--- Data to use ---

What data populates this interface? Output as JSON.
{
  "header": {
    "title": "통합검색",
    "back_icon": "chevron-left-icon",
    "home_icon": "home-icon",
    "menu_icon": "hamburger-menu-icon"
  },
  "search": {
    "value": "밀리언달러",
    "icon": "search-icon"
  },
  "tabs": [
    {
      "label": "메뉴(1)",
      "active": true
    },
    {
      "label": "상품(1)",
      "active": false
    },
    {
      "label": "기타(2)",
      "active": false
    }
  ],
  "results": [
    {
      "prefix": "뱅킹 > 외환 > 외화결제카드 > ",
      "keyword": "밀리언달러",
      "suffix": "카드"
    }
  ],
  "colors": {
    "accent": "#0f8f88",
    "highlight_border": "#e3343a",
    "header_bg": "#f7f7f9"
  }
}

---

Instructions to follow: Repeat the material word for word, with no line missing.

Answer section:
What data populates this interface? Output as JSON.
{
  "header": {
    "title": "통합검색",
    "back_icon": "chevron-left-icon",
    "home_icon": "home-icon",
    "menu_icon": "hamburger-menu-icon"
  },
  "search": {
    "value": "밀리언달러",
    "icon": "search-icon"
  },
  "tabs": [
    {
      "label": "메뉴(1)",
      "active": true
    },
    {
      "label": "상품(1)",
      "active": false
    },
    {
      "label": "기타(2)",
      "active": false
    }
  ],
  "results": [
    {
      "prefix": "뱅킹 > 외환 > 외화결제카드 > ",
      "keyword": "밀리언달러",
      "suffix": "카드"
    }
  ],
  "colors": {
    "accent": "#0f8f88",
    "highlight_border": "#e3343a",
    "header_bg": "#f7f7f9"
  }
}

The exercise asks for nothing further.